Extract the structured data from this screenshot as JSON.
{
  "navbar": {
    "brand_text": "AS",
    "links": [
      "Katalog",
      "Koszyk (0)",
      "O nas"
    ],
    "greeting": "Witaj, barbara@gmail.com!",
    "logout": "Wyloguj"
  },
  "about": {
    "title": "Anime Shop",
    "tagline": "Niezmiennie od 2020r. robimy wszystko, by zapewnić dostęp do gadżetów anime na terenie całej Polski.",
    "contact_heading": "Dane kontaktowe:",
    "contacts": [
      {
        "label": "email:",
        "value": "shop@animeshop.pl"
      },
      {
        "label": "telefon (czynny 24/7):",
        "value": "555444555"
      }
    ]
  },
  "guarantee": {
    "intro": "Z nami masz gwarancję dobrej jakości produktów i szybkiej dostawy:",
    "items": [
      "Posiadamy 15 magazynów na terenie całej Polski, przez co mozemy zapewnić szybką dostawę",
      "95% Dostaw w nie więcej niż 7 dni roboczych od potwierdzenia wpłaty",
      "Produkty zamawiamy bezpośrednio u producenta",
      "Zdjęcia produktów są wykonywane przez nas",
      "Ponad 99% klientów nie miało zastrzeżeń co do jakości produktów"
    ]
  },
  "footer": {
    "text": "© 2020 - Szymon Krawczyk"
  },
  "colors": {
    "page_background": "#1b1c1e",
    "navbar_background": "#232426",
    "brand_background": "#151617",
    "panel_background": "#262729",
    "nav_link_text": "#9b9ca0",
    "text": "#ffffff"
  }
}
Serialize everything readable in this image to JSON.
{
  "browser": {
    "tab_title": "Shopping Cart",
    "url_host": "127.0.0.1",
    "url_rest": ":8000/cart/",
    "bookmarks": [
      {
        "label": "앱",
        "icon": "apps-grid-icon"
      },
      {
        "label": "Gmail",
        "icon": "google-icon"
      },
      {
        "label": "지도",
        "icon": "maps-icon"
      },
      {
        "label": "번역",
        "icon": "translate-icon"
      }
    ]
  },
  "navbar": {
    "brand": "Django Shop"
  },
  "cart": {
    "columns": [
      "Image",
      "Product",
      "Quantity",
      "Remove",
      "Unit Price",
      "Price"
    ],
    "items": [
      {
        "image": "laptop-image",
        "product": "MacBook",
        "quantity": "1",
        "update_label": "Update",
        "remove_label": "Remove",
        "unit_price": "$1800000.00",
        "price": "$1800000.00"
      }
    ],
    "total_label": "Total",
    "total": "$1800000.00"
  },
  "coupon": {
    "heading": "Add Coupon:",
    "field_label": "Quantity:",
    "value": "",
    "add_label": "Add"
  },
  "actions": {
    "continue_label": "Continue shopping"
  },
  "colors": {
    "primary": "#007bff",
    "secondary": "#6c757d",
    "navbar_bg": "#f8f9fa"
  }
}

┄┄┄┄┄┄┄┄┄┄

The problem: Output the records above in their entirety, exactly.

Result of the exercise:
Extract the structured data from this screenshot as JSON.
{
  "navbar": {
    "brand_text": "AS",
    "links": [
      "Katalog",
      "Koszyk (0)",
      "O nas"
    ],
    "greeting": "Witaj, barbara@gmail.com!",
    "logout": "Wyloguj"
  },
  "about": {
    "title": "Anime Shop",
    "tagline": "Niezmiennie od 2020r. robimy wszystko, by zapewnić dostęp do gadżetów anime na terenie całej Polski.",
    "contact_heading": "Dane kontaktowe:",
    "contacts": [
      {
        "label": "email:",
        "value": "shop@animeshop.pl"
      },
      {
        "label": "telefon (czynny 24/7):",
        "value": "555444555"
      }
    ]
  },
  "guarantee": {
    "intro": "Z nami masz gwarancję dobrej jakości produktów i szybkiej dostawy:",
    "items": [
      "Posiadamy 15 magazynów na terenie całej Polski, przez co mozemy zapewnić szybką dostawę",
      "95% Dostaw w nie więcej niż 7 dni roboczych od potwierdzenia wpłaty",
      "Produkty zamawiamy bezpośrednio u producenta",
      "Zdjęcia produktów są wykonywane przez nas",
      "Ponad 99% klientów nie miało zastrzeżeń co do jakości produktów"
    ]
  },
  "footer": {
    "text": "© 2020 - Szymon Krawczyk"
  },
  "colors": {
    "page_background": "#1b1c1e",
    "navbar_background": "#232426",
    "brand_background": "#151617",
    "panel_background": "#262729",
    "nav_link_text": "#9b9ca0",
    "text": "#ffffff"
  }
}
Serialize everything readable in this image to JSON.
{
  "browser": {
    "tab_title": "Shopping Cart",
    "url_host": "127.0.0.1",
    "url_rest": ":8000/cart/",
    "bookmarks": [
      {
        "label": "앱",
        "icon": "apps-grid-icon"
      },
      {
        "label": "Gmail",
        "icon": "google-icon"
      },
      {
        "label": "지도",
        "icon": "maps-icon"
      },
      {
        "label": "번역",
        "icon": "translate-icon"
      }
    ]
  },
  "navbar": {
    "brand": "Django Shop"
  },
  "cart": {
    "columns": [
      "Image",
      "Product",
      "Quantity",
      "Remove",
      "Unit Price",
      "Price"
    ],
    "items": [
      {
        "image": "laptop-image",
        "product": "MacBook",
        "quantity": "1",
        "update_label": "Update",
        "remove_label": "Remove",
        "unit_price": "$1800000.00",
        "price": "$1800000.00"
      }
    ],
    "total_label": "Total",
    "total": "$1800000.00"
  },
  "coupon": {
    "heading": "Add Coupon:",
    "field_label": "Quantity:",
    "value": "",
    "add_label": "Add"
  },
  "actions": {
    "continue_label": "Continue shopping"
  },
  "colors": {
    "primary": "#007bff",
    "secondary": "#6c757d",
    "navbar_bg": "#f8f9fa"
  }
}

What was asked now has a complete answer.